“It’s like sexual abuse cases: The children don’t speak directly about having someone hurt them–you have to tune into their behavior, their coping mechanisms, and whether they are lashing out,” says Barbara. Eventually her family solved the problem by discreetly going to school administrators, though she warns protective parents not to go charging into the school office, because that will only brand and humiliate the child.
While boys are picked on physically in junior high, the pattern with girls is that they are intellectually stymied, say some experts. “In junior high, a boy’s status becomes clear, but girls discover their status and begin to go downhill,” says Linda Purrington, mother of a 14-year-old daughter and a member of the Petaluma-based Parents for Title IX, a group that advocates for gender equality in public schools.
“If this happens, girls never recover ground. “
Trish Hallenbeck, a local marriage, family, and child counselor, and teacher of a “Parenting in the ’90s” course, agrees. “All of a sudden girls are shut down intellectually. For example, research has shown girls aren’t called on [as often as boys] in math and science classes. They’re derailed, or can be.”
Hallenbeck says girls who were feeling terrific about themselves in sixth grade suddenly become self-conscious and their self-esteem plunges. According to Cheyenne Purrington, 14, who attended Twin Hills Union School in Sebastopol, one friend found the transition so hard to deal with, she eventually developed anorexia. “Now she’s being home schooled,” says Cheyenne.
“Junior High is a big step, if you’re secure and you know who you are and what you want, you really come out well. But if you get in trouble, you drop back and your grades fail,” she adds
Parents must make sure girls are getting all the classes they need, Hallenbeck adds, and parents of all kids should be aware of the necessary requirements to get into state colleges.”
ACCORDING TO EDUCATORS, how students fare at the junior high level can make or break their futures. “If the child has an academically disastrous junior high experience, in most cases recovery is not good,” says Superintendent Crawford. “The more responsible students fare better than those who need more structure.” He adds that this new responsibility comes at an especially difficult time of life when a student is more apt to be worried about what he or she wore yesterday than about what’s on today’s test. While it’s a healthy development for junior high students to begin to exert their individuality and spread their wings, educators agree that parents need to be just as involved with their kids during adolescent and preadolescent years.

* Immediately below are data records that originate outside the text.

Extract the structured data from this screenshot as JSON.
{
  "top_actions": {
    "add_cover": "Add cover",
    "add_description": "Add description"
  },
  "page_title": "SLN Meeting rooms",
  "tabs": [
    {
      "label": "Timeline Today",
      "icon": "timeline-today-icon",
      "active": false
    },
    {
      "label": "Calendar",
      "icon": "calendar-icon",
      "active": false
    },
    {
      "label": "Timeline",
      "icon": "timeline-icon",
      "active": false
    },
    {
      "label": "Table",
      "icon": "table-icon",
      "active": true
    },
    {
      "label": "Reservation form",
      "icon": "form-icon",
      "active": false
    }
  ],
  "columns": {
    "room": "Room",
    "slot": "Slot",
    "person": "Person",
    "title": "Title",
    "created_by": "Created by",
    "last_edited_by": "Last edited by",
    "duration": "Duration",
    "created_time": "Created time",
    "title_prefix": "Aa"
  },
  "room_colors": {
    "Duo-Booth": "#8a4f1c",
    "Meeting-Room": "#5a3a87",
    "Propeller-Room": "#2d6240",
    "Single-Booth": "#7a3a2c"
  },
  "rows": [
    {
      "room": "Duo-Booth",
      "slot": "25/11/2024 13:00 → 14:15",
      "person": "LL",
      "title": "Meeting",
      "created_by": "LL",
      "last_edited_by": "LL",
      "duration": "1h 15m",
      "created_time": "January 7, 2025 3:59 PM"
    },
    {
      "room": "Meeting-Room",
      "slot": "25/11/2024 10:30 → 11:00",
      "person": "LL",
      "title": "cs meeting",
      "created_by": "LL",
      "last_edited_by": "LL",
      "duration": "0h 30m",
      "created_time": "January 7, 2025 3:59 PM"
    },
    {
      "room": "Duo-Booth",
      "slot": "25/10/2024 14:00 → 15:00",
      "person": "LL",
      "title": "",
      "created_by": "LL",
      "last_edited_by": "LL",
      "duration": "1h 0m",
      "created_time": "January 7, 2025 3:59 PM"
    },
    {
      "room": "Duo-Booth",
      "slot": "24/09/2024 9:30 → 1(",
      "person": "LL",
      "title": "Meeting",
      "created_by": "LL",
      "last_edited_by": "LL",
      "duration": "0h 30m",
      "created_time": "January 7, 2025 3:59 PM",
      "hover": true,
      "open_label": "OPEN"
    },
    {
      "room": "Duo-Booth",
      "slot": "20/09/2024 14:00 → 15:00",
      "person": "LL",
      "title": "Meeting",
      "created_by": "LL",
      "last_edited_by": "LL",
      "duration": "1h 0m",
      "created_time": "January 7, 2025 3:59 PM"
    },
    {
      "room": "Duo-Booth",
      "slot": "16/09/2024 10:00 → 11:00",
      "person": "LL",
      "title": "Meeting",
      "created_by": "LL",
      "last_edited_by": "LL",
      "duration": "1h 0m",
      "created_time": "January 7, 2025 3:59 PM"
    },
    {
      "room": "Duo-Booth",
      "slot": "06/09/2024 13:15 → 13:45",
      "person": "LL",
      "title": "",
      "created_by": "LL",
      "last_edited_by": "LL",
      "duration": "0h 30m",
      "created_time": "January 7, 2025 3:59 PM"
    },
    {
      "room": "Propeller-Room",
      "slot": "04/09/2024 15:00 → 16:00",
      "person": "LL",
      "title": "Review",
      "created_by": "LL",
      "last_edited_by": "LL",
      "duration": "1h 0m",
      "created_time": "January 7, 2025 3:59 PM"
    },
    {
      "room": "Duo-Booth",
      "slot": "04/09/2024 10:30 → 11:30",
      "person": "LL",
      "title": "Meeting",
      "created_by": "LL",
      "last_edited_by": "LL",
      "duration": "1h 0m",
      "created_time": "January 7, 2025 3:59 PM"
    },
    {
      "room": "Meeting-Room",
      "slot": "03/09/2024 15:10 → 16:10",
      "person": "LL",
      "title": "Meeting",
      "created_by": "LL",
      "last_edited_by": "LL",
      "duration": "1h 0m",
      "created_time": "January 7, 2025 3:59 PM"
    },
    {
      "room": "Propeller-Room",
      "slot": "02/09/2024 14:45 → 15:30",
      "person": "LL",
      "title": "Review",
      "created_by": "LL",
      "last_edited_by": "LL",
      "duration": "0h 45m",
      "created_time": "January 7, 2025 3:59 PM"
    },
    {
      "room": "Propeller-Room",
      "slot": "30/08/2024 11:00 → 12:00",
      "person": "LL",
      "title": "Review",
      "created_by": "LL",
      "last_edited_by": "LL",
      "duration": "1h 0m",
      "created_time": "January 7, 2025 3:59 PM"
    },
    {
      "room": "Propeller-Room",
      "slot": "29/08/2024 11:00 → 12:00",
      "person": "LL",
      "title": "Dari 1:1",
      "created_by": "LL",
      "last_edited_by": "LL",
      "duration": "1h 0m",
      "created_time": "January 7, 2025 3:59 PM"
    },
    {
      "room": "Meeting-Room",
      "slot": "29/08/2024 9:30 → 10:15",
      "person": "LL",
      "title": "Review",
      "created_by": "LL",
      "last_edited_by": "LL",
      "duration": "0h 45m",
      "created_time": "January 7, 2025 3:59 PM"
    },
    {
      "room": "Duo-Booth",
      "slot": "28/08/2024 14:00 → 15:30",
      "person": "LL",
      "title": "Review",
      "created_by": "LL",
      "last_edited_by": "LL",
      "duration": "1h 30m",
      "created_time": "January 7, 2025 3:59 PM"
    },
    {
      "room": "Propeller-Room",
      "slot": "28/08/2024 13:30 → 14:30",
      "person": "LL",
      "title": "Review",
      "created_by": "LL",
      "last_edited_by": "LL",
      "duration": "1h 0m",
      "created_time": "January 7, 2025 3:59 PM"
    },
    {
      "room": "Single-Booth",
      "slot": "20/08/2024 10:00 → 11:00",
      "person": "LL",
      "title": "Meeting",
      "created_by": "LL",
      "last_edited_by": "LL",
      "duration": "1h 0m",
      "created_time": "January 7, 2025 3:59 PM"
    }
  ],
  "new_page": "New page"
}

“Knowing where your child is, knowing whom they’re involved with at school, knowing the teachers and what the homework assignments are is so valuable,” says Crawford. “Some areas need to be addressed–these kids are neither fish nor fowl; they are searching socially for their identity. They don’t want their parents looking over their shoulder, but it’s just as or more important for parents to be actively involved.”
Hallenbeck echoes that sentiment: “It would be naive of any parent to think their [junior highaged] child doesn’t have at least some working knowledge of drugs and not to know that the age for having sex is now down to 13.”
She advises parents to help kids become resilient and let them try to solve their own problems first, but to know when to step in if need be. “Keep communication open–children need a strong supportive home environment, as we all do when undergoing huge changes,” she says. “But don’t let lesser issues upset you. Sporting green hair isn’t the end of the world; starting to use drugs could be.”
Many schools prepare ahead of time to make the transition run more smoothly with such activities as principal/counselor visits to elementary schools, student shadow sessions–in which elementary students follow junior high students for a day, then report back–and pre-class orientation sessions.
“It’s such an important time,” says Hallenbeck. “I often think, if kids can get themselves through junior high, they can get themselves through life.”
From the August 14-20, 1997 issue of the Sonoma County Independent.
© Metro Publishing Inc.